It is a fact that this government gave the leadership to win the war against the LTTE terrorism but the question arises whether the government has the moral right to harass people by citing this victory as an explanation for their immunity to go ahead with their oppression. There was sympathy from people when the Westerners tried to hamper our efforts to fight terrorism but now the war is over and the government cannot use this tactic further to fool people to exercise the power on sympathetic grounds.

Walter Rajaratne said...


All of us including you know that getting a diplomatic post is winning a lotto that solves all your personal problems, financially and socially. A few I met here speaks volumes to the above, that solved all their problems to live a dignified life, higher education of children, globetrotting that was only a dream if not for the poor taxpayers money etc. In a country where the president is spending billions for his glitzy lifestyle and fittingly followed by his ministerial colleagues and all the rest behind them is all too well known. In such a context where would you expect the sovereignty and the security of the nation stand a chance.

Do we have a moral right to criticize the NGO robber barons.

Mimi said...

I should think that we do have a right to criticize the NGO robber barons because they have been at this game for far too long without any scruples whatsoever. Used to work for one and left in disgust. Have you noticed that just when they were beginning to get a beating and their trysts and fox trots were beginning to get exposed, all kinds of events are being instigated to cast Sri Lanka's HR in a poor light? Most Sri Lankans don't see that losing Geneva was a blessing in disguise. But it doesn't remove the necessity to be on alert at all times.

D L O Mendis said...

May I comment on two of the above comments 1. Do we have a moral right to criticize the NGO robber barons?
And 2. I should think that we do have a right to criticize the NGO robber barons because they have been at this game for far too long without any scruples whatsoever.

My comments are: Please refer John Perkins 2004 book 'Confessions of an Economic Hit Man'. NGO robber barons ROB us for their personal and corporate GAIN. So, not only criticizing them, we should fight them, starting by exposing them. An example is the following: there is a project called A River for Jaffna that was mooted in the 1950's and was partly implemented before the LTTE took over the Vanni etc.

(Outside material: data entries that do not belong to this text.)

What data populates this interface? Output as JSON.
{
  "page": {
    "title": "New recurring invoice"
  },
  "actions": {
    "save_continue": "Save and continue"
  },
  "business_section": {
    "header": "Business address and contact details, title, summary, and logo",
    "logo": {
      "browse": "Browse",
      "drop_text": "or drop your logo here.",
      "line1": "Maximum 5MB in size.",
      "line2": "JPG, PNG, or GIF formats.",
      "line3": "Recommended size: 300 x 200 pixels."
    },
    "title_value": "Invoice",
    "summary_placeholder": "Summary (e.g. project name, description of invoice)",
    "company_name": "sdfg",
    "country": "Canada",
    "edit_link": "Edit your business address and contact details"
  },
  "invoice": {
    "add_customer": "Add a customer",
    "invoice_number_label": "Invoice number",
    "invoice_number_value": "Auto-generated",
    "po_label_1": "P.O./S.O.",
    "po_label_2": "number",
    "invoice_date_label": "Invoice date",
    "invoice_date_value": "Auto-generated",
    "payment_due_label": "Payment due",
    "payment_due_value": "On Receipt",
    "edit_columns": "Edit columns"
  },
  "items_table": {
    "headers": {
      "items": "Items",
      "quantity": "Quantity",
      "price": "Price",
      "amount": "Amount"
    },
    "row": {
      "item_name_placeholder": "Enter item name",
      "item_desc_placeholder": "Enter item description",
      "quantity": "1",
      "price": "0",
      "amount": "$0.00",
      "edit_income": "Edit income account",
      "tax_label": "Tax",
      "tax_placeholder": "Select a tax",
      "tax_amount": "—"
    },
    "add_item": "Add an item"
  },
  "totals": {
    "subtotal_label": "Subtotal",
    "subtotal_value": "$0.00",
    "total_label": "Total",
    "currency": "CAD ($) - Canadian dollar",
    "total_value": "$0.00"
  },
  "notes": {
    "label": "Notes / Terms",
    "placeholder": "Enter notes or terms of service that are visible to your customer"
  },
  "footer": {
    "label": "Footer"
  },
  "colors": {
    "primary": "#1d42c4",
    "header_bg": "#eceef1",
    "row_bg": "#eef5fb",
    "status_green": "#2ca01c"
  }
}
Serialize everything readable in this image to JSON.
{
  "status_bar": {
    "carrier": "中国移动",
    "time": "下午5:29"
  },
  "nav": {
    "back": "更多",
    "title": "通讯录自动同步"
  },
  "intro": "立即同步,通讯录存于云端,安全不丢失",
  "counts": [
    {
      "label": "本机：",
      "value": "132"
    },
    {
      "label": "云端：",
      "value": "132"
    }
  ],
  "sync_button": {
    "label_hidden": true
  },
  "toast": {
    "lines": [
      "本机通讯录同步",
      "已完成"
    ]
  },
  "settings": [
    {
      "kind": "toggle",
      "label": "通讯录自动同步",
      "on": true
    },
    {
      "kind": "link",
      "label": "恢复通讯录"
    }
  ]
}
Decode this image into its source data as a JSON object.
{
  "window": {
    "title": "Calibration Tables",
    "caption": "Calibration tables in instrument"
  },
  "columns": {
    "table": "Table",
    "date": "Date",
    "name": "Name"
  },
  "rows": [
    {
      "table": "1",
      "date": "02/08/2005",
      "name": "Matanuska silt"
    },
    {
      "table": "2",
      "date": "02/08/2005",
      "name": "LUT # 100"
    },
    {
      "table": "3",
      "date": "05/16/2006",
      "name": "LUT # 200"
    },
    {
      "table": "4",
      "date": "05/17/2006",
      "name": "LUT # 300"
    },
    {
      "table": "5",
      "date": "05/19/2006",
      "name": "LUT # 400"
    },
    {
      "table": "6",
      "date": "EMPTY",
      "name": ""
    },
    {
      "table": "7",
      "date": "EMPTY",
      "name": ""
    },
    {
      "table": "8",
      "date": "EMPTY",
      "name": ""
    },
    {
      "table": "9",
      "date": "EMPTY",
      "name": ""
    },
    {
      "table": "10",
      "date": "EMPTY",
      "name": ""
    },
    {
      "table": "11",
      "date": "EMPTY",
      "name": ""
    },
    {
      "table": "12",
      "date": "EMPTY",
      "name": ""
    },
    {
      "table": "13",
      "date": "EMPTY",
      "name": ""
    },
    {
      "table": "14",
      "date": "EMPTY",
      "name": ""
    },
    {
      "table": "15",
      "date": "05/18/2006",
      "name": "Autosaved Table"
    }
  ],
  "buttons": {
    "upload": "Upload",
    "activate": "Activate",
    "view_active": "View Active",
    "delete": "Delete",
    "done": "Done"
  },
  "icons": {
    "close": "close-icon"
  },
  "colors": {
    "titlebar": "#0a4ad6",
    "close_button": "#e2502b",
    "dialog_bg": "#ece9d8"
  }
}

Even when they were in control of the Vanni, President Rajapakse ordered the restoration of Thondamannar and Ariyalai barrages and this was done in 2008. After the military defeat of the LTTE in May 2009, surprise, surprise, a new project appeared -- 'Jaffna water supply and sanitation project' at a cost of Rs 18 billion of which Rs 15 billion was to be borrowed from the ADB and a French bank, and Rs 2.5 billion was to be paid by our government. The 'River for Jaffna' was not even mentioned in this typical robber baron proposal. When concerned persons like myself started agitating about this in email discussions, another surprise was a scurrilous message from the Sri Lanka Ambassador in Vietnam, Dr Ivan Amarasinghe, which can be sent to interested persons. I am in a dilemma about how to save our country from this robbery, since the Ambassador is known to me and is a political appointee.

Dinu said...

I am totally with D.L.O.